THR Web Features   /   November 20, 2015

The Hedgehog’s Array: November 20, 2015

Noteworthy reads from the last week:

“Art for All of Us?,” Sarah Ruden

“From my own long observation of fashionable efforts to deal with traumatic memories in post-apartheid South Africa, I have to say that the storytelling-as-therapy premise has got nothing better to recommend it than its convenience.”

“Bloom and Bust,” Phillip Longman

“Inequality, an issue politicians talked about hesitantly, if at all, a decade ago, is now a central focus of candidates in both parties. The terms of the debate, however, are about individuals and classes: the elite versus the middle, the 1 percent versus the 99 percent. That’s fair enough. But the language we currently use to describe inequality doesn’t capture the way it is manifest geographically.”

“Worlds in Waiting: The Promise of Little Magazines,” David Marcus

“In the background to all of this is the question of money.”

“Lucky Jim Bond: Inside Kingsley Amis’s Quietly Subversive 007,” David B. Hobbs

“Now, we tend to think about James Bond as biennial film appointment—another chance to sell explosions and Omega watches to 13-year-old boys, even though today’s Bond fans are typically men over 35. Fair enough. MGM estimates that over half the world has seen a Bond film. But the character was a literary ‘phenomenon’ before Sean Connery sipped his first celluloid martini.”

“Forensic Pseudoscience,” Nathan J. Robinson

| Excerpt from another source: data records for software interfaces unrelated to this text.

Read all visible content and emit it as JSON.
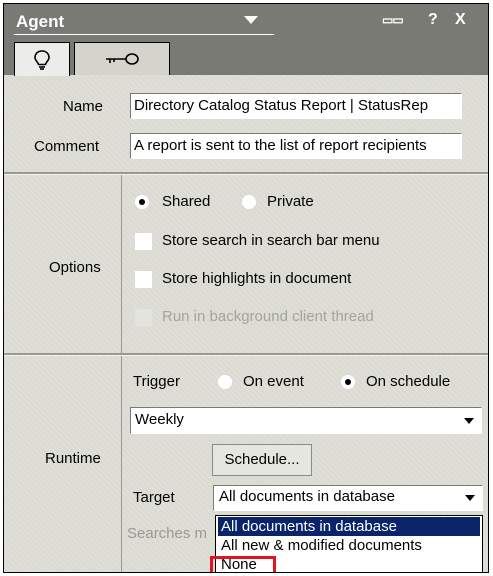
{
  "window": {
    "title": "Agent",
    "controls": [
      "▭▭",
      "?",
      "X"
    ]
  },
  "tabs": [
    {
      "icon": "lightbulb-icon",
      "active": true
    },
    {
      "icon": "key-icon",
      "active": false
    }
  ],
  "name": {
    "label": "Name",
    "value": "Directory Catalog Status Report | StatusRep"
  },
  "comment": {
    "label": "Comment",
    "value": "A report is sent to the list of report recipients"
  },
  "options": {
    "label": "Options",
    "shared_label": "Shared",
    "private_label": "Private",
    "shared_selected": true,
    "store_search_label": "Store search in search bar menu",
    "store_highlights_label": "Store highlights in document",
    "run_background_label": "Run in background client thread"
  },
  "runtime": {
    "label": "Runtime",
    "trigger_label": "Trigger",
    "on_event_label": "On event",
    "on_schedule_label": "On schedule",
    "on_schedule_selected": true,
    "schedule_value": "Weekly",
    "schedule_button": "Schedule...",
    "target_label": "Target",
    "target_value": "All documents in database",
    "searches_text": "Searches m",
    "target_options": [
      "All documents in database",
      "All new & modified documents",
      "None"
    ],
    "target_highlighted": "All documents in database"
  }
}
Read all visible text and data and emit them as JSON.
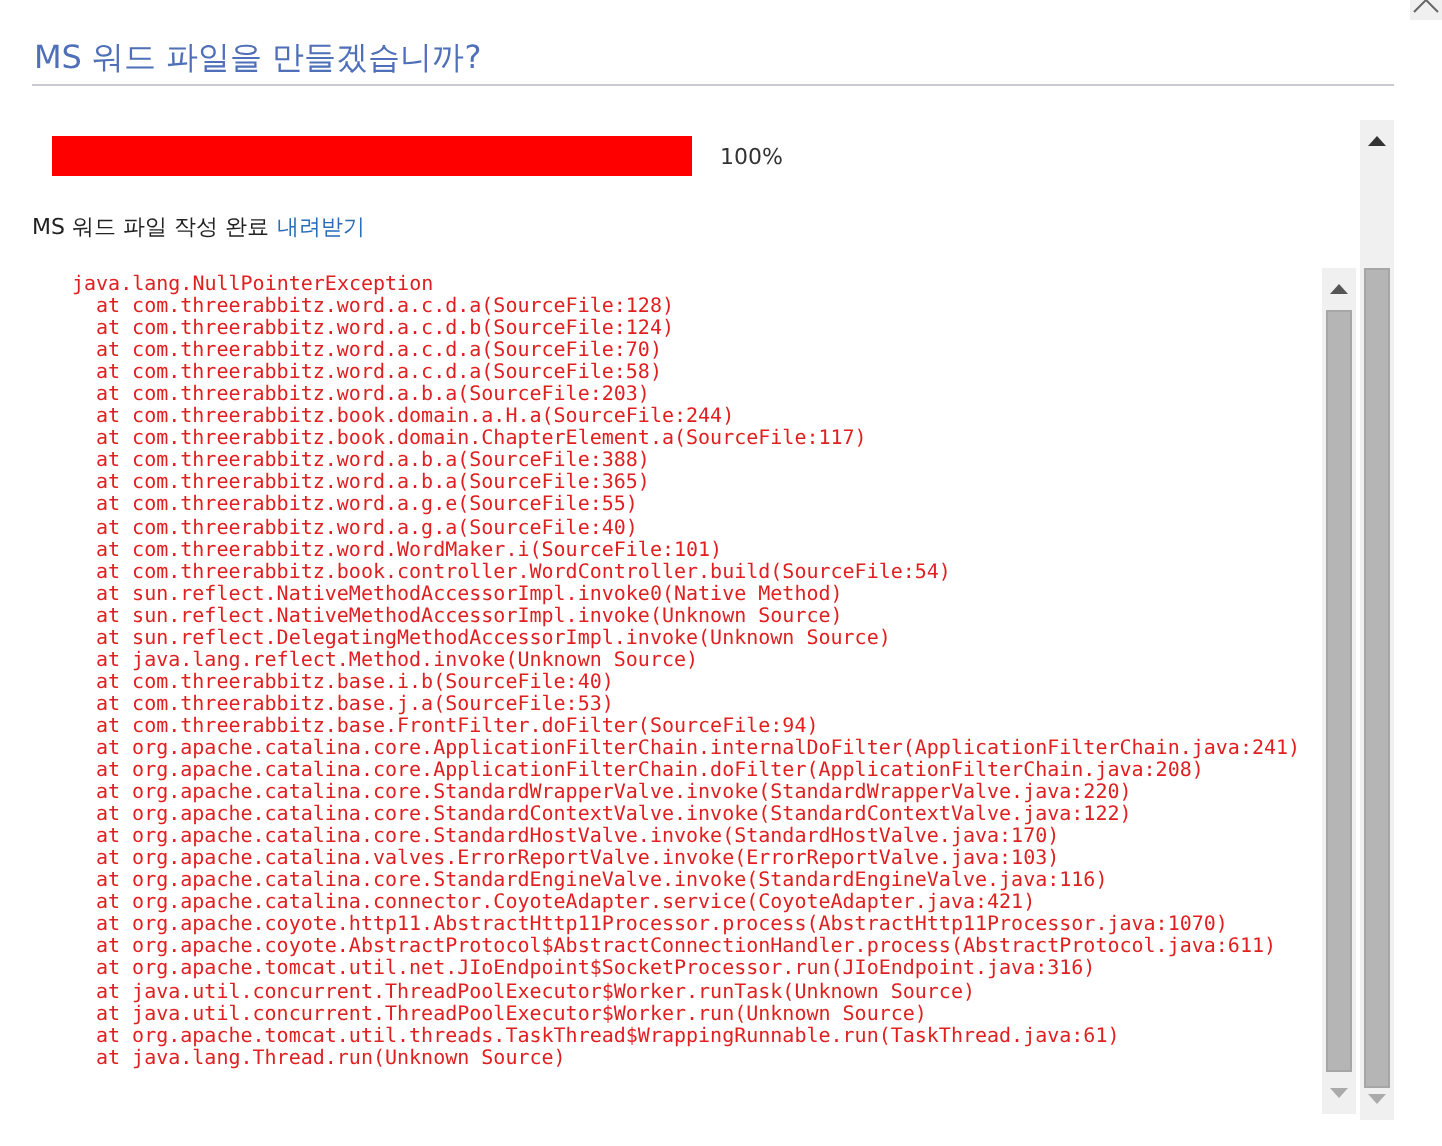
{
  "dialog": {
    "title": "MS 워드 파일을 만들겠습니까?"
  },
  "progress": {
    "level": 1,
    "reading": "100%"
  },
  "status": {
    "text": "MS 워드 파일 작성 완료",
    "link": "내려받기"
  },
  "trace": {
    "exception": "java.lang.NullPointerException",
    "frames": [
      "at com.threerabbitz.word.a.c.d.a(SourceFile:128)",
      "at com.threerabbitz.word.a.c.d.b(SourceFile:124)",
      "at com.threerabbitz.word.a.c.d.a(SourceFile:70)",
      "at com.threerabbitz.word.a.c.d.a(SourceFile:58)",
      "at com.threerabbitz.word.a.b.a(SourceFile:203)",
      "at com.threerabbitz.book.domain.a.H.a(SourceFile:244)",
      "at com.threerabbitz.book.domain.ChapterElement.a(SourceFile:117)",
      "at com.threerabbitz.word.a.b.a(SourceFile:388)",
      "at com.threerabbitz.word.a.b.a(SourceFile:365)",
      "at com.threerabbitz.word.a.g.e(SourceFile:55)",
      "at com.threerabbitz.word.a.g.a(SourceFile:40)",
      "at com.threerabbitz.word.WordMaker.i(SourceFile:101)",
      "at com.threerabbitz.book.controller.WordController.build(SourceFile:54)",
      "at sun.reflect.NativeMethodAccessorImpl.invoke0(Native Method)",
      "at sun.reflect.NativeMethodAccessorImpl.invoke(Unknown Source)",
      "at sun.reflect.DelegatingMethodAccessorImpl.invoke(Unknown Source)",
      "at java.lang.reflect.Method.invoke(Unknown Source)",
      "at com.threerabbitz.base.i.b(SourceFile:40)",
      "at com.threerabbitz.base.j.a(SourceFile:53)",
      "at com.threerabbitz.base.FrontFilter.doFilter(SourceFile:94)",
      "at org.apache.catalina.core.ApplicationFilterChain.internalDoFilter(ApplicationFilterChain.java:241)",
      "at org.apache.catalina.core.ApplicationFilterChain.doFilter(ApplicationFilterChain.java:208)",
      "at org.apache.catalina.core.StandardWrapperValve.invoke(StandardWrapperValve.java:220)",
      "at org.apache.catalina.core.StandardContextValve.invoke(StandardContextValve.java:122)",
      "at org.apache.catalina.core.StandardHostValve.invoke(StandardHostValve.java:170)",
      "at org.apache.catalina.valves.ErrorReportValve.invoke(ErrorReportValve.java:103)",
      "at org.apache.catalina.core.StandardEngineValve.invoke(StandardEngineValve.java:116)",
      "at org.apache.catalina.connector.CoyoteAdapter.service(CoyoteAdapter.java:421)",
      "at org.apache.coyote.http11.AbstractHttp11Processor.process(AbstractHttp11Processor.java:1070)",
      "at org.apache.coyote.AbstractProtocol$AbstractConnectionHandler.process(AbstractProtocol.java:611)",
      "at org.apache.tomcat.util.net.JIoEndpoint$SocketProcessor.run(JIoEndpoint.java:316)",
      "at java.util.concurrent.ThreadPoolExecutor$Worker.runTask(Unknown Source)",
      "at java.util.concurrent.ThreadPoolExecutor$Worker.run(Unknown Source)",
      "at org.apache.tomcat.util.threads.TaskThread$WrappingRunnable.run(TaskThread.java:61)",
      "at java.lang.Thread.run(Unknown Source)"
    ]
  }
}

“It would be unreasonable to expect any human endeavor to be completely without error, and one might wonder just how systemic the problems of forensic science truly are.”